▶ **Problem to solve**: Only the lines holding "java" are wanted. Copy every one from the records below.

▶ **Supplied material**:
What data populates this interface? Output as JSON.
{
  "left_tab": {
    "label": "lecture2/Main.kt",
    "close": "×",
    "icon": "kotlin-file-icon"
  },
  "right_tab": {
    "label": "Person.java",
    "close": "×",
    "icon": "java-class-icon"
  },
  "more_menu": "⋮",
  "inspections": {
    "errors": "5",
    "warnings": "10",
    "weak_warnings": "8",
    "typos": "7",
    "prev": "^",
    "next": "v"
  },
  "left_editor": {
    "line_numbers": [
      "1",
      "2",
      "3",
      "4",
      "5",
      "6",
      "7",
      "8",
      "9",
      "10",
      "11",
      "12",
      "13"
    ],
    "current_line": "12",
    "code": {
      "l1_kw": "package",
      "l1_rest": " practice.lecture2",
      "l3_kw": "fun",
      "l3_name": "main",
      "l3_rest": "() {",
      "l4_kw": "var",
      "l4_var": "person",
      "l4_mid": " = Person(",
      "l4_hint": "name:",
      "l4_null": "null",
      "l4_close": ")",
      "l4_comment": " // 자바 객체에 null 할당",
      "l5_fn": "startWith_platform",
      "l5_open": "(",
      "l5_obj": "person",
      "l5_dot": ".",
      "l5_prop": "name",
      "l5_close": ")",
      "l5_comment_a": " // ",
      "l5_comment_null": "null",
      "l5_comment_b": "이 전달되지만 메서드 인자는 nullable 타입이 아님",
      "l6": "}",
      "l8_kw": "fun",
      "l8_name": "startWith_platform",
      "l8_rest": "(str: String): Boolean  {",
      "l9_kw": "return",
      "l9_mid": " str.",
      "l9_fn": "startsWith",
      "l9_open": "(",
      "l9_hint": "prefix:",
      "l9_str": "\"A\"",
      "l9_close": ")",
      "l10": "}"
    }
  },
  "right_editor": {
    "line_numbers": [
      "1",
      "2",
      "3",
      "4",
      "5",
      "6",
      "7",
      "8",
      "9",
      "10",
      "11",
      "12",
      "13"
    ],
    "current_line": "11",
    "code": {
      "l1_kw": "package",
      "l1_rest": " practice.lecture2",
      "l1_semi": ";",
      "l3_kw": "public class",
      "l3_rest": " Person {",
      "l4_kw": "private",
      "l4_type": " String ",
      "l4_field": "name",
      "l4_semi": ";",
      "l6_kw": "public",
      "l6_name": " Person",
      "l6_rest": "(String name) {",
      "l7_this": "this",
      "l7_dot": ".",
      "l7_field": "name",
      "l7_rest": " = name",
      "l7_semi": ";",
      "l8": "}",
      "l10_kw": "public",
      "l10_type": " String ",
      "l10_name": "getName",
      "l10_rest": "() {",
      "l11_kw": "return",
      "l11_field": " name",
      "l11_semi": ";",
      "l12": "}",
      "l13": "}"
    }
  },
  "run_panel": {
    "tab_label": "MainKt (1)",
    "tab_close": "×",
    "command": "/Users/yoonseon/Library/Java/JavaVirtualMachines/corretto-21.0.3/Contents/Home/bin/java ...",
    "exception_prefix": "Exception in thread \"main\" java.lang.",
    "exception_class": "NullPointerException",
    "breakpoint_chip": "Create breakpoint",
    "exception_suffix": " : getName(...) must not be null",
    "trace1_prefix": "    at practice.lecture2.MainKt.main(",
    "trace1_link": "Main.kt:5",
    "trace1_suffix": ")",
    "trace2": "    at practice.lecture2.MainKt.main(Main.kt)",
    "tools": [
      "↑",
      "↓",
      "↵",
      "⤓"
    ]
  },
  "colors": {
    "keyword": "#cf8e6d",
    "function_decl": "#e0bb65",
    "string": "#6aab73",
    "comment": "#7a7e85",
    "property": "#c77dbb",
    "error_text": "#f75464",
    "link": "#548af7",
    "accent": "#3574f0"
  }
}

▶ **Answer below**:
    "label": "Person.java",
    "icon": "java-class-icon"
    "command": "/Users/yoonseon/Library/Java/JavaVirtualMachines/corretto-21.0.3/Contents/Home/bin/java ...",
    "exception_prefix": "Exception in thread \"main\" java.lang.",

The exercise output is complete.